BEGIN Records supplied

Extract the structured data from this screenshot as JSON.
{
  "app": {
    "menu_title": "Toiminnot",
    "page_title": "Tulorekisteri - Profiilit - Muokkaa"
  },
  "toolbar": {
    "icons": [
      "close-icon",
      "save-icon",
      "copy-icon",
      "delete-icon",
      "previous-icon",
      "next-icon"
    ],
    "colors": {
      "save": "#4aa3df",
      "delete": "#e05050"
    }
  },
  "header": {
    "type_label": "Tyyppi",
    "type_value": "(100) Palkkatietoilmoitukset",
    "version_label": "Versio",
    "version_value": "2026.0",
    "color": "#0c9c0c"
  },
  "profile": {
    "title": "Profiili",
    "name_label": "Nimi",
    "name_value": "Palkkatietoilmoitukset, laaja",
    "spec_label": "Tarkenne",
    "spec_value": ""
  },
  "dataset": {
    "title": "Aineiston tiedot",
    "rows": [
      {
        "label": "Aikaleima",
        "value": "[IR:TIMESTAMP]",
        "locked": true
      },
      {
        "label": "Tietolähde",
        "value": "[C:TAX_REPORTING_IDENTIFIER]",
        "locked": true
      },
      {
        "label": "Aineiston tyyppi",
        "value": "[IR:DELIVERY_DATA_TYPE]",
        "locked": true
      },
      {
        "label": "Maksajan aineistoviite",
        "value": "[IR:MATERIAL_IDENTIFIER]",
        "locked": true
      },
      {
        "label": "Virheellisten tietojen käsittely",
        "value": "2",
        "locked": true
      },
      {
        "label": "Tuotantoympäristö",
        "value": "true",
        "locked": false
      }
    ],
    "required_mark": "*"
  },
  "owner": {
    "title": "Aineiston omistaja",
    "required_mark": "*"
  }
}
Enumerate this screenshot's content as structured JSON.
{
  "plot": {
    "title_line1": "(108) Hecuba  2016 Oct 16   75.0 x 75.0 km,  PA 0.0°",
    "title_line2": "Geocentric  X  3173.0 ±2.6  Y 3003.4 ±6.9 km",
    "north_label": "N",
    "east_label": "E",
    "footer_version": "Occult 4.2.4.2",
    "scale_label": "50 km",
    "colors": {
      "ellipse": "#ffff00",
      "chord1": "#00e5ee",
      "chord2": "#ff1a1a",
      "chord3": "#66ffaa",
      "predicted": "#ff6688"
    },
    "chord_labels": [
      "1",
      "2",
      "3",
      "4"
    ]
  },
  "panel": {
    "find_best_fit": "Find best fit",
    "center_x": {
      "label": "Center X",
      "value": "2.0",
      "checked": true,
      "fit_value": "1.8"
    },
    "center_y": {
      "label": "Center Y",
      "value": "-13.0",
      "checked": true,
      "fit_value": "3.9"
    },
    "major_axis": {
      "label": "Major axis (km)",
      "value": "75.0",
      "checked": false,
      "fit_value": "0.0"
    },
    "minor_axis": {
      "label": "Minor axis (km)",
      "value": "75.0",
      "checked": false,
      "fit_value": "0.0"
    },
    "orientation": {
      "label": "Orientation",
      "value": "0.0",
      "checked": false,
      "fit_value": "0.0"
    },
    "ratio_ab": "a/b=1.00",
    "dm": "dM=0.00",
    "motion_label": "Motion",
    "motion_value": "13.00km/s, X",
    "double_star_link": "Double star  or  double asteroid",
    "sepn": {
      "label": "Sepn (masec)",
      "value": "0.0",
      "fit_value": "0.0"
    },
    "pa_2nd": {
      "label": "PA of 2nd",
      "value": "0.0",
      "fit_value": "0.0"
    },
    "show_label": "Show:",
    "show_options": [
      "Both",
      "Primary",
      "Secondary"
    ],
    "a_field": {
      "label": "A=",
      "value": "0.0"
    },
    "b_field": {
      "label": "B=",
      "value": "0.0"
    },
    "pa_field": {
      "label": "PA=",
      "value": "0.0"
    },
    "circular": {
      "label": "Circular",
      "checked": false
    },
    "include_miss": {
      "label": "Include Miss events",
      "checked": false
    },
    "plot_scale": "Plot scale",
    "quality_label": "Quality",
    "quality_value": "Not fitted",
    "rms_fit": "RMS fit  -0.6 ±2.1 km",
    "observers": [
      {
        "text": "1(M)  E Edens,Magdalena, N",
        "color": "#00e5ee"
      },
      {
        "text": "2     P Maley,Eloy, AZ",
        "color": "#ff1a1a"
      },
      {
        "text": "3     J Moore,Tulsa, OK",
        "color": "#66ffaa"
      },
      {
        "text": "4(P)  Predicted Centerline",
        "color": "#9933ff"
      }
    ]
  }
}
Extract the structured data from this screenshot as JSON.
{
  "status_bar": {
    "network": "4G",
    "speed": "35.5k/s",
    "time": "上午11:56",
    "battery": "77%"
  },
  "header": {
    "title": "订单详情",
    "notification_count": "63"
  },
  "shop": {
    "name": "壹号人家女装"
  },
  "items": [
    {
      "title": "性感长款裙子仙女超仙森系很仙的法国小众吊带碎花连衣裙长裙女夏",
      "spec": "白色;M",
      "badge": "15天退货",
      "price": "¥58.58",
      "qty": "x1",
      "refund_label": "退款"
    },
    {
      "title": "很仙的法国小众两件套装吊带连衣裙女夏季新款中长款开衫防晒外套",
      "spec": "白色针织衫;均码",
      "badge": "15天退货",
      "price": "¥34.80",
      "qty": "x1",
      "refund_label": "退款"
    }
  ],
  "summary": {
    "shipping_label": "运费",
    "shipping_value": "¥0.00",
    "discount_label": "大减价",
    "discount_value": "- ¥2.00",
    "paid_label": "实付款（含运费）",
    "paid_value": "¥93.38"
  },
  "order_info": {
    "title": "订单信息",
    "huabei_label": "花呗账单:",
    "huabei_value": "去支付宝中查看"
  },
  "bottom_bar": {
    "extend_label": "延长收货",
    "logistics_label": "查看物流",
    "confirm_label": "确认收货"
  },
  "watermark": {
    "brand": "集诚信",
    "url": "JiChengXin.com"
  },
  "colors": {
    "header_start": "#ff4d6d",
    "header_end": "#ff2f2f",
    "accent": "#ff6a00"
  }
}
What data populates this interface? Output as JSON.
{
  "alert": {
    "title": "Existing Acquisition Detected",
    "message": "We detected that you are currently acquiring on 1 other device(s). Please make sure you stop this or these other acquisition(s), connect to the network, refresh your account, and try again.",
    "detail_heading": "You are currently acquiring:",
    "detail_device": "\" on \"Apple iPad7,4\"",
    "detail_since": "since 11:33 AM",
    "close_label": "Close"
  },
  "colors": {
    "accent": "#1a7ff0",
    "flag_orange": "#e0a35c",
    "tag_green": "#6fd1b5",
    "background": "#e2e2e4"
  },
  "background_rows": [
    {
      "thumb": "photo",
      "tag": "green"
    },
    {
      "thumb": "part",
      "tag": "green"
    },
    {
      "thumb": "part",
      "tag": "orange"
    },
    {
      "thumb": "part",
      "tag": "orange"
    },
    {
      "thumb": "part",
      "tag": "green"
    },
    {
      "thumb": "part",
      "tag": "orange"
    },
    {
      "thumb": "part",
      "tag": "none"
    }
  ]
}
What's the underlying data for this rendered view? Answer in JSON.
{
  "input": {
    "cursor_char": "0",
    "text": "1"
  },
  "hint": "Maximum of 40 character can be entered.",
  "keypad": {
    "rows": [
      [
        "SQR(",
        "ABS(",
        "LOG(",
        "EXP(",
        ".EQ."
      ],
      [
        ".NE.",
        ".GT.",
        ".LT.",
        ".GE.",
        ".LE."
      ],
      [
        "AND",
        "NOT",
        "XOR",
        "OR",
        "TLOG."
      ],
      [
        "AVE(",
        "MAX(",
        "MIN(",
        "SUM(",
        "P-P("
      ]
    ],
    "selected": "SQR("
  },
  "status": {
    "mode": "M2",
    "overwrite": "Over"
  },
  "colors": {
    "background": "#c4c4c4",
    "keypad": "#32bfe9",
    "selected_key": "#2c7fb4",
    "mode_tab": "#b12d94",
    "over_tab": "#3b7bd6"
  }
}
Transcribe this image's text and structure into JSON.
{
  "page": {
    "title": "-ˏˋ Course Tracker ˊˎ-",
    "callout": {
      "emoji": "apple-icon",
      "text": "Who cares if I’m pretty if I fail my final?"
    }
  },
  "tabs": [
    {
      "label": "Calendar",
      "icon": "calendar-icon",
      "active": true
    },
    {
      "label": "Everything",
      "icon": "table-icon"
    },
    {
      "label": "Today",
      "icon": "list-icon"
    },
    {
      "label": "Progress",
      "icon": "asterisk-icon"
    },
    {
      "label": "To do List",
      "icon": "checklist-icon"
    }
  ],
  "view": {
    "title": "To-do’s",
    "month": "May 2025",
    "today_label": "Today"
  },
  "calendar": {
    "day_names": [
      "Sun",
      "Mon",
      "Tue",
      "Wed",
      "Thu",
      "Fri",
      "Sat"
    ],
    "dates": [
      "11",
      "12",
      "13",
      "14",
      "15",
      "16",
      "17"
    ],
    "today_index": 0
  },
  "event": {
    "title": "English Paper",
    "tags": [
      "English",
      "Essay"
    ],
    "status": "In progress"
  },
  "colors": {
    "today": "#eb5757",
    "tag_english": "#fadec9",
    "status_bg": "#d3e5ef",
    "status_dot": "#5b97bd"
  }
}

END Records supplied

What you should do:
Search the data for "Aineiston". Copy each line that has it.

Exercise response:
    "title": "Aineiston tiedot",
        "label": "Aineiston tyyppi",
    "title": "Aineiston omistaja",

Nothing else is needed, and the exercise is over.